To grow healthy, productive tomato plants isn't really as hard as you might think. It's easy and fun to grow your own tomatoes, and the bonus is, you'll enjoy fresh, delicious tomatoes all summer long, right from your own backyard.
- The Soil. First, you need good soil to grow tomato plants. If you don't know your own soil's makeup, you can have it analyzed for free at your local cooperative extension. Then, you can add the right blend of fertilizers and additives, like lime, or clay, to help grow the perfect tomatoes. Another solution is to buy potting soil and add it to your garden or container, and grow your tomatoes in this mineral-rich soil. If you have a compost pile, add compost to your garden soil and you should be ready to plant your tomatoes.
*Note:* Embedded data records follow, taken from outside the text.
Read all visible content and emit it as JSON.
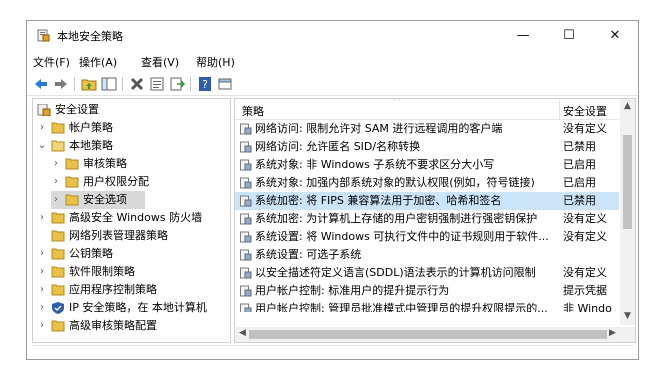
{
  "window": {
    "title": "本地安全策略",
    "minimize": "—",
    "maximize": "☐",
    "close": "✕"
  },
  "menu": {
    "file": "文件(F)",
    "action": "操作(A)",
    "view": "查看(V)",
    "help": "帮助(H)"
  },
  "tree": [
    {
      "label": "安全设置",
      "chev": ""
    },
    {
      "label": "帐户策略",
      "chev": "›"
    },
    {
      "label": "本地策略",
      "chev": "⌄"
    },
    {
      "label": "审核策略",
      "chev": "›"
    },
    {
      "label": "用户权限分配",
      "chev": "›"
    },
    {
      "label": "安全选项",
      "chev": "›"
    },
    {
      "label": "高级安全 Windows 防火墙",
      "chev": "›"
    },
    {
      "label": "网络列表管理器策略",
      "chev": ""
    },
    {
      "label": "公钥策略",
      "chev": "›"
    },
    {
      "label": "软件限制策略",
      "chev": "›"
    },
    {
      "label": "应用程序控制策略",
      "chev": "›"
    },
    {
      "label": "IP 安全策略，在 本地计算机",
      "chev": "›"
    },
    {
      "label": "高级审核策略配置",
      "chev": "›"
    }
  ],
  "list": {
    "header_policy": "策略",
    "header_setting": "安全设置",
    "sort_caret": "^",
    "rows": [
      {
        "policy": "网络访问: 限制允许对 SAM 进行远程调用的客户端",
        "setting": "没有定义"
      },
      {
        "policy": "网络访问: 允许匿名 SID/名称转换",
        "setting": "已禁用"
      },
      {
        "policy": "系统对象: 非 Windows 子系统不要求区分大小写",
        "setting": "已启用"
      },
      {
        "policy": "系统对象: 加强内部系统对象的默认权限(例如，符号链接)",
        "setting": "已启用"
      },
      {
        "policy": "系统加密: 将 FIPS 兼容算法用于加密、哈希和签名",
        "setting": "已禁用"
      },
      {
        "policy": "系统加密: 为计算机上存储的用户密钥强制进行强密钥保护",
        "setting": "没有定义"
      },
      {
        "policy": "系统设置: 将 Windows 可执行文件中的证书规则用于软件...",
        "setting": "没有定义"
      },
      {
        "policy": "系统设置: 可选子系统",
        "setting": ""
      },
      {
        "policy": "以安全描述符定义语言(SDDL)语法表示的计算机访问限制",
        "setting": "没有定义"
      },
      {
        "policy": "用户帐户控制: 标准用户的提升提示行为",
        "setting": "提示凭据"
      },
      {
        "policy": "用户帐户控制: 管理员批准模式中管理员的提升权限提示的...",
        "setting": "非 Windo"
      }
    ]
  },
  "scroll": {
    "up": "▲",
    "down": "▼",
    "left": "◀",
    "right": "▶"
  },
  "colors": {
    "selection": "#cce4f7",
    "tree_selection": "#d9d9d9",
    "folder": "#e8c04a"
  }
}
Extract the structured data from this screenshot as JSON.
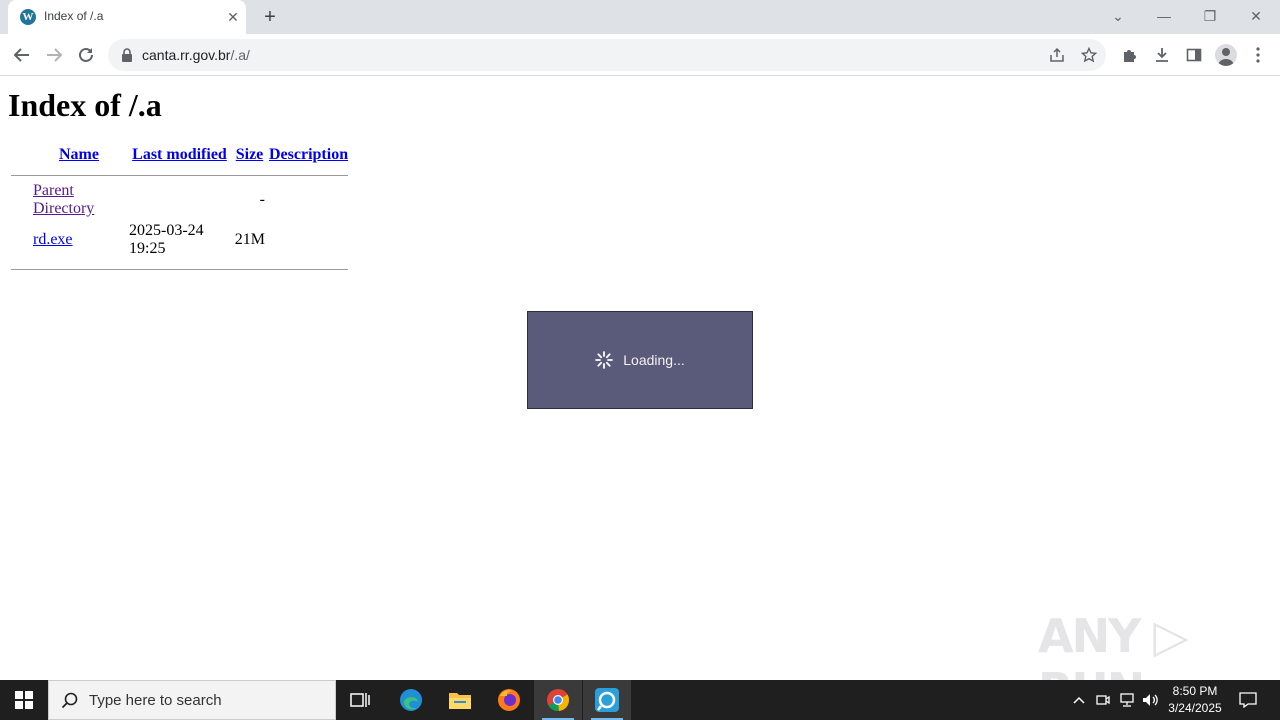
{
  "browser": {
    "tab_title": "Index of /.a",
    "url_host": "canta.rr.gov.br",
    "url_path": "/.a/"
  },
  "page": {
    "heading": "Index of /.a",
    "columns": {
      "name": "Name",
      "last_modified": "Last modified",
      "size": "Size",
      "description": "Description"
    },
    "rows": [
      {
        "name": "Parent Directory",
        "last_modified": "",
        "size": "-",
        "description": ""
      },
      {
        "name": "rd.exe",
        "last_modified": "2025-03-24 19:25",
        "size": "21M",
        "description": ""
      }
    ]
  },
  "overlay": {
    "loading_text": "Loading..."
  },
  "watermark": "ANY RUN",
  "taskbar": {
    "search_placeholder": "Type here to search",
    "time": "8:50 PM",
    "date": "3/24/2025",
    "apps": [
      "task-view-icon",
      "edge-icon",
      "file-explorer-icon",
      "firefox-icon",
      "chrome-icon",
      "anyrun-icon"
    ]
  }
}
- The Plants. Most local garden centers carry a wide variety of tomato plants you can grow at home. If you live in a colder climate, where your summer growing season is relatively short, look for early producing varieties, like Early Girl, Better Boy, Red Rocket, or Sugar Baby. Other varieties you may see at your local garden store may be Brandywine, Beefsteak, Celebrity, or many heirloom varieties. When you grow tomatoes, be sure to plant several different varieties that mature at different times, so you'll have tomatoes throughout the growing season. You should expect to pay around $4.00 for plants, although heirlooms may be a little bit more.
- Planting the Tomatoes. Be sure to dig a deep hole and bury your tomatoes deep into the ground. You can bury the first set of leaves; this will help form a strong and healthy root system. Be sure to give your transplanted plant a good drink as soon as you plant it, this will help keep it from going into transplant shock. You should use about a gallon of water per plant.
- Space the Plants. Growing tomatoes is easy, but don't forget that small plants grow into mature plants, and they need space to grow. If you're going to grow your tomatoes spread out on the ground, plant your plants at least 3 feet from each other to give them plenty of room to spread. If you're going to grow tomatoes with tomato cages, you only need to plant them about 18-inches apart, but don't forget you need to have room between the plants so you can work around them.
- Watering. Water with about two cups of water for two weeks after you plant, and then water two to three times a week with about a total of 2 gallons of water, but you need to water more if it's really hot or dry in your area.